Requirement: Among the entries below, find every line that contains the string "para", then copy it.

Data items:
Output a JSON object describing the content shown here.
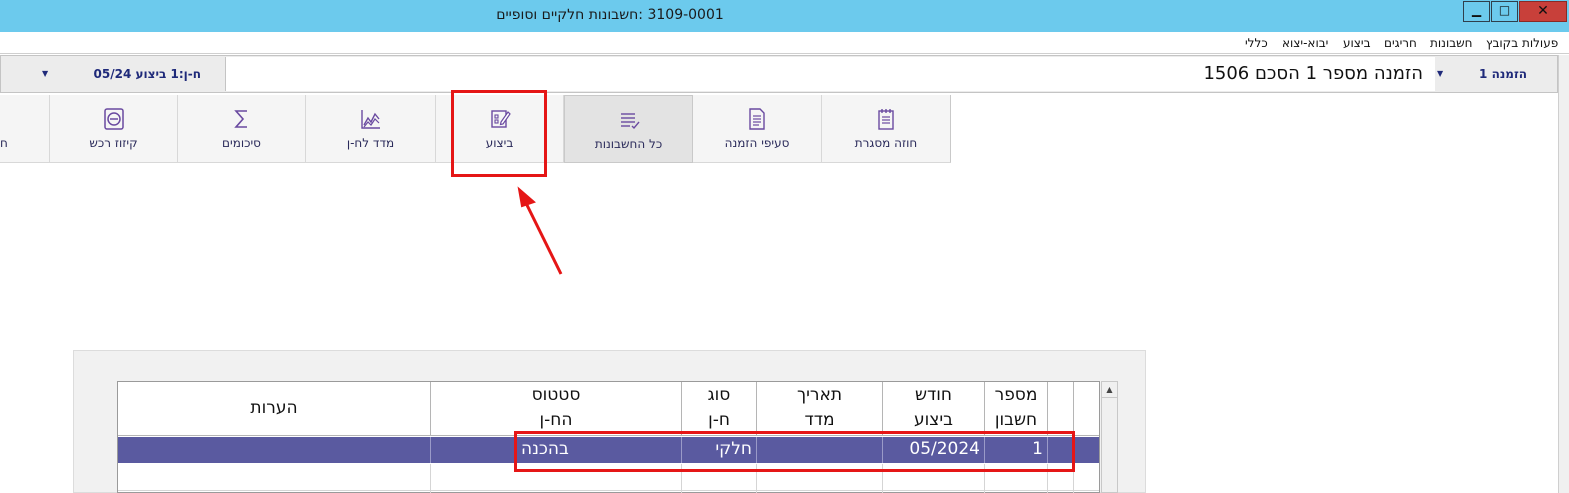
{
  "window": {
    "title": "3109-0001 :חשבונות חלקיים וסופיים",
    "min_glyph": "▁",
    "max_glyph": "□",
    "close_glyph": "✕"
  },
  "menu": [
    "פעולות בקובץ",
    "חשבונות",
    "חריגים",
    "ביצוע",
    "יבוא-יצוא",
    "כללי"
  ],
  "selector": {
    "left_value": "ח-ן:1 ביצוע 05/24",
    "main_value": "הזמנה מספר 1 הסכם 1506",
    "right_value": "הזמנה 1"
  },
  "tabs": {
    "frame_contract": "חוזה מסגרת",
    "order_sections": "סעיפי הזמנה",
    "all_accounts": "כל החשבונות",
    "execution": "ביצוע",
    "index": "מדד לח-ן",
    "summaries": "סיכומים",
    "equipment_allocation": "קיזוז רכש",
    "edge_fragment": "ח"
  },
  "grid": {
    "headers": {
      "account_no": [
        "מספר",
        "חשבון"
      ],
      "exec_month": [
        "חודש",
        "ביצוע"
      ],
      "index_date": [
        "תאריך",
        "מדד"
      ],
      "type": [
        "סוג",
        "ח-ן"
      ],
      "status": [
        "סטטוס",
        "הח-ן"
      ],
      "notes": [
        "הערות",
        ""
      ]
    },
    "rows": [
      {
        "account_no": "1",
        "exec_month": "05/2024",
        "index_date": "",
        "type": "חלקי",
        "status": "בהכנה",
        "notes": ""
      }
    ]
  },
  "colors": {
    "titlebar": "#6ccaed",
    "selected_row": "#5a5aa0",
    "highlight": "#e51616",
    "nav_text": "#1f2a7a"
  }
}
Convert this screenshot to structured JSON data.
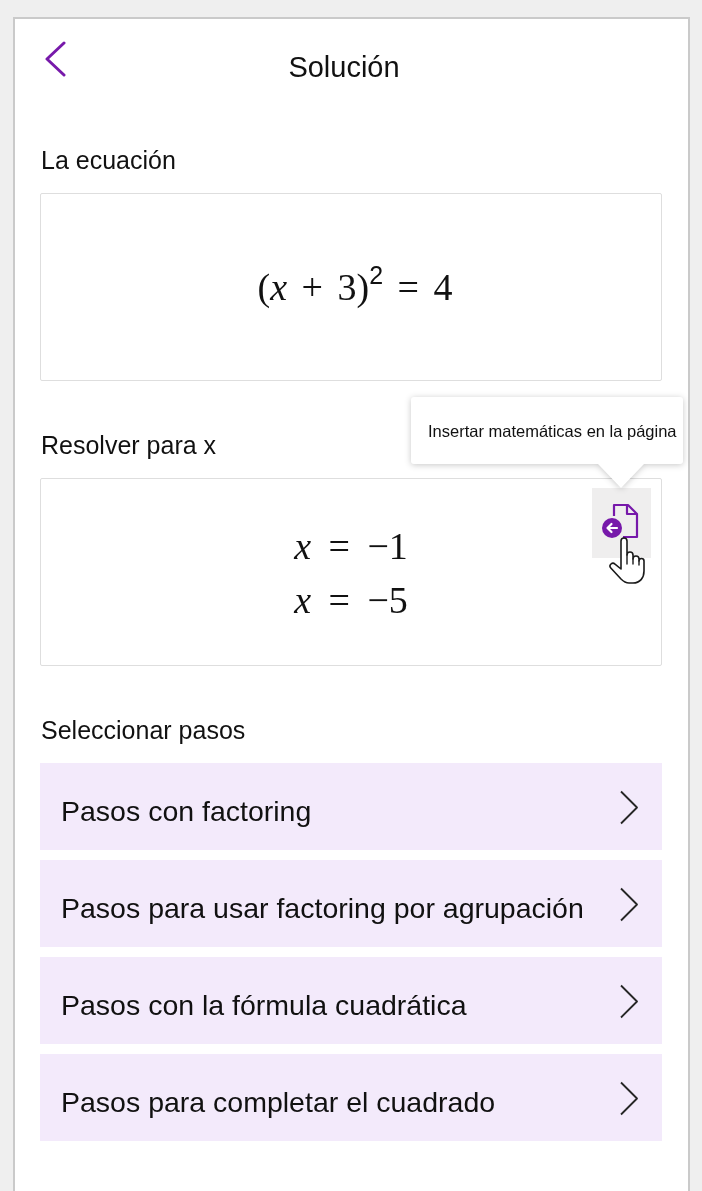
{
  "header": {
    "title": "Solución"
  },
  "equation_section": {
    "label": "La ecuación",
    "equation": "(*x* + 3)$^{2}$ = 4"
  },
  "solve_section": {
    "label": "Resolver para x",
    "solutions": [
      "*x* = −1",
      "*x* = −5"
    ],
    "insert_button": {
      "hovered": true,
      "tooltip": "Insertar matemáticas en la página"
    }
  },
  "steps_section": {
    "label": "Seleccionar pasos",
    "items": [
      {
        "label": "Pasos con factoring"
      },
      {
        "label": "Pasos para usar factoring por agrupación"
      },
      {
        "label": "Pasos con la fórmula cuadrática"
      },
      {
        "label": "Pasos para completar el cuadrado"
      }
    ]
  }
}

Answer to this task:
    "label": "Resolver para x",
        "label": "Pasos para usar factoring por agrupación"
        "label": "Pasos para completar el cuadrado"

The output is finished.